**WORK ITEM:**
Your answer should be every line from the records that contains "title".

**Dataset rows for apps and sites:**
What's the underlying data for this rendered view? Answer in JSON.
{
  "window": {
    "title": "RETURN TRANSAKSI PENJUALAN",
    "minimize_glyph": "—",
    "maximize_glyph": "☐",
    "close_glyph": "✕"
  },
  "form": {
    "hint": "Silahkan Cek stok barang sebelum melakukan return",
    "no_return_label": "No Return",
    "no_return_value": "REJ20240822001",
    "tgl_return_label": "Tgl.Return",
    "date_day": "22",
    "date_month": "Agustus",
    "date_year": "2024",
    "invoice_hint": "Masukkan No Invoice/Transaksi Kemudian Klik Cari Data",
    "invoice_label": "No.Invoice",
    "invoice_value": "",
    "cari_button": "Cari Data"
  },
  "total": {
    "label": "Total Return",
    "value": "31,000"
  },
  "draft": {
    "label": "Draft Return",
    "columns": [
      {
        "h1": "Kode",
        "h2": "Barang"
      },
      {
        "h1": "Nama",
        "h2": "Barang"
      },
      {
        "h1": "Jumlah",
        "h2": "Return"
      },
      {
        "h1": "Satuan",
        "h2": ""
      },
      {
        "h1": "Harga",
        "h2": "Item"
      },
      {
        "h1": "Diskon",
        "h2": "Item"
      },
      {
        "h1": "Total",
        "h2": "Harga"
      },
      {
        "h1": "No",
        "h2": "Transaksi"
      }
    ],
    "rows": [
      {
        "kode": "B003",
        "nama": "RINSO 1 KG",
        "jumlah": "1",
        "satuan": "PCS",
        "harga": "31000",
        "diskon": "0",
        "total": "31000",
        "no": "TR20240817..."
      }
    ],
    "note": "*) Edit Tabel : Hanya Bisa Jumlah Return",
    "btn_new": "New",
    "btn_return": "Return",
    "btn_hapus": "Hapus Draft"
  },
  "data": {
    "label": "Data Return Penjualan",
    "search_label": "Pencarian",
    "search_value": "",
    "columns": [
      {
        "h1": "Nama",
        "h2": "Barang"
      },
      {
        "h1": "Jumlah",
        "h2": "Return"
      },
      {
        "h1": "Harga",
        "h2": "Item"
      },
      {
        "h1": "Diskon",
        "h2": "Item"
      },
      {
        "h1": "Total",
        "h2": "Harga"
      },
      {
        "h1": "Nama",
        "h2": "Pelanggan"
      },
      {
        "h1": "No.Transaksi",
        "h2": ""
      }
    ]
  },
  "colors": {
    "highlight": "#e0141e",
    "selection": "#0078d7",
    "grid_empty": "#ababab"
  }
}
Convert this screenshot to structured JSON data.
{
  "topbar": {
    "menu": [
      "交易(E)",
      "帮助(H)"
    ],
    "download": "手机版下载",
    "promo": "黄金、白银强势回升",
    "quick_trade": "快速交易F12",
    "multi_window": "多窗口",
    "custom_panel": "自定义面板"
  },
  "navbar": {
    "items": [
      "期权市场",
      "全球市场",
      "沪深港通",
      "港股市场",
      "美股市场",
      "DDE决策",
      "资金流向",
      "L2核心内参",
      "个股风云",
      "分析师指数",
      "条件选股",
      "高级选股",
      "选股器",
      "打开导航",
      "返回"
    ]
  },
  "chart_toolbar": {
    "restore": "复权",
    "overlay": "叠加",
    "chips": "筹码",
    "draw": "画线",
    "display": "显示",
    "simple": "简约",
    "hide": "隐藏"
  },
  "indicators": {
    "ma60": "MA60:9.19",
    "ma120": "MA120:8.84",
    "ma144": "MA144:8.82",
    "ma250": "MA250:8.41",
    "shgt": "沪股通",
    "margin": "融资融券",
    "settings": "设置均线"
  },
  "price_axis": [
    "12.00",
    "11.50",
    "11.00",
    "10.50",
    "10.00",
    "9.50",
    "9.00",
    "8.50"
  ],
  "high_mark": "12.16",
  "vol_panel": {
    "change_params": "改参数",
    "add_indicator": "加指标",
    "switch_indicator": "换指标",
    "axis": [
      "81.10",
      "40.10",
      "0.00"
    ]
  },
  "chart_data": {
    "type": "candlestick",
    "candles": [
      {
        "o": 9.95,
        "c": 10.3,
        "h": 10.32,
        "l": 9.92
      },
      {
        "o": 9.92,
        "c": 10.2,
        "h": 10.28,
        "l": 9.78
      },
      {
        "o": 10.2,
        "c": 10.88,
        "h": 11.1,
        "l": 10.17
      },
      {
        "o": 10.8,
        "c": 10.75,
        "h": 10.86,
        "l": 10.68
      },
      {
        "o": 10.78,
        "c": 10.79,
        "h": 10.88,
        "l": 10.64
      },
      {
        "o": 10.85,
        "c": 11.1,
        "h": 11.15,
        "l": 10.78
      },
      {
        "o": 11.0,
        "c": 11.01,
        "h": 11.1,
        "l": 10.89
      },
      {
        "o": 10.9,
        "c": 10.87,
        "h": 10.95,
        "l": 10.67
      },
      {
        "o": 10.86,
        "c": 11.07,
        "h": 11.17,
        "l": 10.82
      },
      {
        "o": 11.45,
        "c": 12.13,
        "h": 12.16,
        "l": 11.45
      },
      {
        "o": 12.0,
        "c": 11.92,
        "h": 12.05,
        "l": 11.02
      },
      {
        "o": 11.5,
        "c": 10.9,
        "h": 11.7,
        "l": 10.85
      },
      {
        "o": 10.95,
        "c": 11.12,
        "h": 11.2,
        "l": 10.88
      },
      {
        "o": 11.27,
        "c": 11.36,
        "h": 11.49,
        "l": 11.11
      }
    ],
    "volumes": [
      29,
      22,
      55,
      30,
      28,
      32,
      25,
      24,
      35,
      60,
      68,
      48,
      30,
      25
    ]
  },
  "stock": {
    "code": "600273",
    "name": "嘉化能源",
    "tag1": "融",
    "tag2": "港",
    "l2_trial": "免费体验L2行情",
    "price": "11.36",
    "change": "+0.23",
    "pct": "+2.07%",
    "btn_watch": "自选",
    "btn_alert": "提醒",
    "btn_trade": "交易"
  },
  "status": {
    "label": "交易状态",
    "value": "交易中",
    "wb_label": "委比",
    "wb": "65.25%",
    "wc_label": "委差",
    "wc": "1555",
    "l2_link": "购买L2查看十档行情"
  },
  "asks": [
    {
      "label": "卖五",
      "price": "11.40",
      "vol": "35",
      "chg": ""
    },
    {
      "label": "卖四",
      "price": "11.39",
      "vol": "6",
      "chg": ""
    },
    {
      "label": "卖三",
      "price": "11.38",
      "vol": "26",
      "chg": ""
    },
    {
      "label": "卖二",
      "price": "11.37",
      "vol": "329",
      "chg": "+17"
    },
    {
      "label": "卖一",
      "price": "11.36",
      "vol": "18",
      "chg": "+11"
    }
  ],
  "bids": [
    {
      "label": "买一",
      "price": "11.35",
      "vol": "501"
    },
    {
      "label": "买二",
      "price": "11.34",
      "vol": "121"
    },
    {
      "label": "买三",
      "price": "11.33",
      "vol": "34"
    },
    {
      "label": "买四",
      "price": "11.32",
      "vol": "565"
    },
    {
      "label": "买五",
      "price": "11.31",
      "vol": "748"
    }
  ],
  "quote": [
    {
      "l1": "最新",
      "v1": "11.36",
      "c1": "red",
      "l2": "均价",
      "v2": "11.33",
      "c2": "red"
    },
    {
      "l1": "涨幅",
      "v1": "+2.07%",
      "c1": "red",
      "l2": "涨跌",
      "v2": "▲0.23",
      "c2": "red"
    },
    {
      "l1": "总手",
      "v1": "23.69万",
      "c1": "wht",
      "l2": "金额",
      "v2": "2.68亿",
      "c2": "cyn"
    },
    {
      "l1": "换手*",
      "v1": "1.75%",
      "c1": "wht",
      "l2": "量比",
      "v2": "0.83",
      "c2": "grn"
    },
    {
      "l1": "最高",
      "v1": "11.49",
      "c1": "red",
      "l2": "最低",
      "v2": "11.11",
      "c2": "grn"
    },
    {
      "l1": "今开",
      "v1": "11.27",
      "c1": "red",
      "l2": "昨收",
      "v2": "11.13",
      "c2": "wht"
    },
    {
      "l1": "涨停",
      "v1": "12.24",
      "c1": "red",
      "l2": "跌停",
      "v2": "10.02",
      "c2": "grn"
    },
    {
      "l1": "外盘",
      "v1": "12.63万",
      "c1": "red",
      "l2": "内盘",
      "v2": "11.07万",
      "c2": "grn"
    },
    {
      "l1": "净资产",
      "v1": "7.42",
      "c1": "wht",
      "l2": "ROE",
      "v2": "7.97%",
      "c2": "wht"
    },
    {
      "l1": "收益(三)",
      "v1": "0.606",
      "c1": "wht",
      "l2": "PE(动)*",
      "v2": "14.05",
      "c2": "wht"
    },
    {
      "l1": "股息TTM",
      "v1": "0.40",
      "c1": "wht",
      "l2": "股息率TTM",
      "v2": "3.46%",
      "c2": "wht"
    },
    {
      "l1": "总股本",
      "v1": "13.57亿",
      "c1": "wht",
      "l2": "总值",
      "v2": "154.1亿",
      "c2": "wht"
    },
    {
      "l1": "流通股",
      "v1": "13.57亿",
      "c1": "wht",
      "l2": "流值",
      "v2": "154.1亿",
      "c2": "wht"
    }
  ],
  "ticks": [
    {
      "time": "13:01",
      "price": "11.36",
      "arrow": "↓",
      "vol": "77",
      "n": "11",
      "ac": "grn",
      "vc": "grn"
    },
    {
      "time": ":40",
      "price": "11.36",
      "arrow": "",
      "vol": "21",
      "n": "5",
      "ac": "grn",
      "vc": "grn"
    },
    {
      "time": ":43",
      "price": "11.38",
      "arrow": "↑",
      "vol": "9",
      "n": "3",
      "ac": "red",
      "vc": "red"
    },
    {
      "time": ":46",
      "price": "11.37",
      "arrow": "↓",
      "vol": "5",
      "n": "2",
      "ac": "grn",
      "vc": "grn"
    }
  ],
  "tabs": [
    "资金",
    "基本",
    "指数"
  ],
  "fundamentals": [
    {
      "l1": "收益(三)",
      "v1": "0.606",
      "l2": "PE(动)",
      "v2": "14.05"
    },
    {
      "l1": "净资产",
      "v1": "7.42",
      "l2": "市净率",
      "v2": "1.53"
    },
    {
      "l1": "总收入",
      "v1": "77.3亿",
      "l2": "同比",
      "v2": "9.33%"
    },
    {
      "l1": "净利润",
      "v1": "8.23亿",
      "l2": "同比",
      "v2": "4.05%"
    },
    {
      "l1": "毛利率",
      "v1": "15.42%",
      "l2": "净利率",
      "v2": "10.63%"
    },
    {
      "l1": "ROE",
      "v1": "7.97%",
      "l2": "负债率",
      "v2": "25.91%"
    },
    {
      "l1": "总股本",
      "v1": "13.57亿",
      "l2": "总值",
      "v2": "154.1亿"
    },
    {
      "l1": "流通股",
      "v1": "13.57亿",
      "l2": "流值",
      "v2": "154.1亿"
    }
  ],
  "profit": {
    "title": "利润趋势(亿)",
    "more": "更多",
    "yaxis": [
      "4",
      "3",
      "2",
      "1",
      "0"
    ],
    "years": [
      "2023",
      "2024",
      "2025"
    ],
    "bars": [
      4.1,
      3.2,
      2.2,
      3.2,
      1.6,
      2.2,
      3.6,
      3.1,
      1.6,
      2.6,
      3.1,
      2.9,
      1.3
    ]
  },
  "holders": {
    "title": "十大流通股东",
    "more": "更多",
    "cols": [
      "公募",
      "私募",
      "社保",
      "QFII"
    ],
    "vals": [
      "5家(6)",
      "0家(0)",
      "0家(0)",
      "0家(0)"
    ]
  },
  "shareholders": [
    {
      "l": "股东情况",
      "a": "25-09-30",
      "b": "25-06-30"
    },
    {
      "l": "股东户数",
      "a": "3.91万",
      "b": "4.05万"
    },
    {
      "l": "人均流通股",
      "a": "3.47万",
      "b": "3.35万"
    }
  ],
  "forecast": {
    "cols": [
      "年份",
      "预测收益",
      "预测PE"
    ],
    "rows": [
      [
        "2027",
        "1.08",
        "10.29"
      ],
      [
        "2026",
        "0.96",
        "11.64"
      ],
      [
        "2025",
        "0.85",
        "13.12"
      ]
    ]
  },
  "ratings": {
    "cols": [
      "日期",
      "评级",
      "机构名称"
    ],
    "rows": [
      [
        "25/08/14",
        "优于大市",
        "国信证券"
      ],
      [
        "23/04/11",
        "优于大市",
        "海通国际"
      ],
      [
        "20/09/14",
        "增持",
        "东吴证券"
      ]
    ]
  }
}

**TASK RESULT:**
    "title": "RETURN TRANSAKSI PENJUALAN",
    "title": "利润趋势(亿)",
    "title": "十大流通股东",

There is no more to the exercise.